Researchers from the Queensland Centre for Mental Health Research (QCMHR) have secured $2.5 million via the 2021 NHMRC Ideas Grants scheme to develop the world’s first genomic reference dataset for Indigenous Oceanic people.
With population genetics now the foundation for precision medicine, genomic reference datasets can be used to improve diagnosis of rare diseases and to predict risk of disease, including for mental disorders like schizophrenia.
Dr Sathish Periyasamy, who is funded by QCMHR and based at UQ’s Queensland Brain Institute (QBI), said the five-year project will correct an imbalance in Indigenous representation in global genomic databases and improve the accuracy of future genetic studies.
“The Oceanic region – spanning Australia, the Torres Strait Islands, Polynesia, Melanesia and Micronesia – is home to some of the world’s oldest continuous and most diverse range of Indigenous cultures on earth and yet these populations are the least represented in genetic studies,” Dr Periyasamy said.
“Genomic data from Australian Indigenous people has been missing from global population genetics datasets, which are largely drawn from European populations.
“By gathering representative genetic information from Indigenous Oceanic populations, we will contribute world-first genomic data to global population genetics databases and create new understanding of disease in Indigenous populations.”
Data gathered from this study will be used to compile a population-specific reference dataset and a range of advanced scientific resources that will underpin genetic disease studies in Oceanic and Australian Indigenous populations in the future.

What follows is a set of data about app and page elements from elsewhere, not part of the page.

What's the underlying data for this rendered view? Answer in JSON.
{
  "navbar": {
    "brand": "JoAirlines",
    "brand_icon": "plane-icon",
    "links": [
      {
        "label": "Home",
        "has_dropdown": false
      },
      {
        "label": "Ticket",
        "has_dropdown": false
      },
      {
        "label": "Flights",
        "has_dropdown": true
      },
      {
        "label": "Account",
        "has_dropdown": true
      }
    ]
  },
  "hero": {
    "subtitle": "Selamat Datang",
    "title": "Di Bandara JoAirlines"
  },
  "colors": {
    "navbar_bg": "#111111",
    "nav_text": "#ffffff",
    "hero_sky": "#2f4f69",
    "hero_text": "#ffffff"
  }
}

These resources will include Australia’s first imputation server, the generation of a large Indigenous dataset to underpin genetic studies based on whole Genome sequencing, a Single Nucleotide Variant array – which is a useful tool for studying slight variations between whole genomes, and a catalogue of clinically relevant genetic variants for the Indigenous population, which will underpin future disease predictive and diagnostic tools.
Dr Periyasamy said the work would make Australia one of only four places in the world to host an imputation server, and the only one to host the Indigenous Oceanic reference dataset.
This project will significantly improve research productivity by reducing the cost and time required to generate and compare genetic data.
“Ultimately, this work will be good news for researchers, good news for medical practitioners and good news for patients who will benefit from an improved ability to identify genetic risk variants in the Indigenous population, and an improved ability to create predictive and diagnostic tools for genetic screening of Indigenous individuals with a high risk of developing various diseases.”
Members of the research team include Professor Bryan Mowry, Dr Rachel Suetani and Andrea Baker from QCMHR, and Dr Qiongyi Zhao from QBI.
Contact: Laura Corcoran, email@example.com, 0414 504 508.